§ Your objective: Where the records below have a line with "JSON", that line is to be copied.

§ Data for this task:
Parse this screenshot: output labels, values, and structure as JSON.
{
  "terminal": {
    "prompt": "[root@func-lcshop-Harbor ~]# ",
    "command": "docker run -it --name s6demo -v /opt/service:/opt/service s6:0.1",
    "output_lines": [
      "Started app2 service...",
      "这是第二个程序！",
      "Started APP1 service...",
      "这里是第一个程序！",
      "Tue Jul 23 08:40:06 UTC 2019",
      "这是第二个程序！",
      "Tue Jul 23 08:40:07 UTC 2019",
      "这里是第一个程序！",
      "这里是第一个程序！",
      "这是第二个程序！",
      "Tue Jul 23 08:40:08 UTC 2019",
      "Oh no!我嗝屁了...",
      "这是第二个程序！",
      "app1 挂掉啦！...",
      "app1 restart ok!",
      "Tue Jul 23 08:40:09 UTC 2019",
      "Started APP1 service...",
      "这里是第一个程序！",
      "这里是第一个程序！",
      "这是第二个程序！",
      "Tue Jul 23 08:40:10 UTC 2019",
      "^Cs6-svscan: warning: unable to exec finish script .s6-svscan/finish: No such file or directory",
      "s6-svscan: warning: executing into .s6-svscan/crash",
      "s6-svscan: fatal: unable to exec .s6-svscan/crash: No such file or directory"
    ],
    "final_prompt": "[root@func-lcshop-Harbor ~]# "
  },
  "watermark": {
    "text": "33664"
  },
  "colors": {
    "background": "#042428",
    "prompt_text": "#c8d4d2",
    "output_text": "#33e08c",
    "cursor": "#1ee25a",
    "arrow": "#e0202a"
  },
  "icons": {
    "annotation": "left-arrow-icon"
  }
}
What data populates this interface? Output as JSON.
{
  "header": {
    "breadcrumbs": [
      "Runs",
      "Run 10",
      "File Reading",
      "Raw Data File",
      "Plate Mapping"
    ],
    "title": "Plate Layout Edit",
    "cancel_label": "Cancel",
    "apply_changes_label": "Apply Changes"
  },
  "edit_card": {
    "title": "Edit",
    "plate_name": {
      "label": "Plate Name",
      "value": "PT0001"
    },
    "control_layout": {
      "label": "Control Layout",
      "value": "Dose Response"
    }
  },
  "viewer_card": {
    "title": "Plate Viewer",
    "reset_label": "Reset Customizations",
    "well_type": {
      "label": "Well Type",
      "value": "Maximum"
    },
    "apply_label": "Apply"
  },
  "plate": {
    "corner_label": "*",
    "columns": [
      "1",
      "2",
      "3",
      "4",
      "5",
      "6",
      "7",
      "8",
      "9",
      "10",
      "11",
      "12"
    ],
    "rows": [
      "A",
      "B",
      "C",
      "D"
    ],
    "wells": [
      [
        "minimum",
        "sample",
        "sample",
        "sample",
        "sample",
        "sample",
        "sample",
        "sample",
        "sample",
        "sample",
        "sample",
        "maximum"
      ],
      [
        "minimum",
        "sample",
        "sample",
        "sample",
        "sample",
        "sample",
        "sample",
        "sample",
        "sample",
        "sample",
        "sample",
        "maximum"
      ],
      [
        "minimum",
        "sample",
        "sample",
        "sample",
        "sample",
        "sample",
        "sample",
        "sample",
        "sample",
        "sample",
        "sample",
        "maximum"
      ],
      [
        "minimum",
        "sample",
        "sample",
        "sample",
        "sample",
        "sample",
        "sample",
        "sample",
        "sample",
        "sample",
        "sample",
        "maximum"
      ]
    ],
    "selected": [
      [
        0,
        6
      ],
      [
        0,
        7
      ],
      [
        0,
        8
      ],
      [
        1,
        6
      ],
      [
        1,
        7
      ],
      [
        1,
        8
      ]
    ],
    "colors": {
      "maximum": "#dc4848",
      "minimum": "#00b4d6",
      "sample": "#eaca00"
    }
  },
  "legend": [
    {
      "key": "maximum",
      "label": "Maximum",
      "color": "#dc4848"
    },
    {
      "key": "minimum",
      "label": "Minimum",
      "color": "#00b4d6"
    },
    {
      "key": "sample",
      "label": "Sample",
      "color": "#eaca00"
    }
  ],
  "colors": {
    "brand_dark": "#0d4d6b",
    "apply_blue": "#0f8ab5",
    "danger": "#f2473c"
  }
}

§ Answer to this exercise:
Parse this screenshot: output labels, values, and structure as JSON.
What data populates this interface? Output as JSON.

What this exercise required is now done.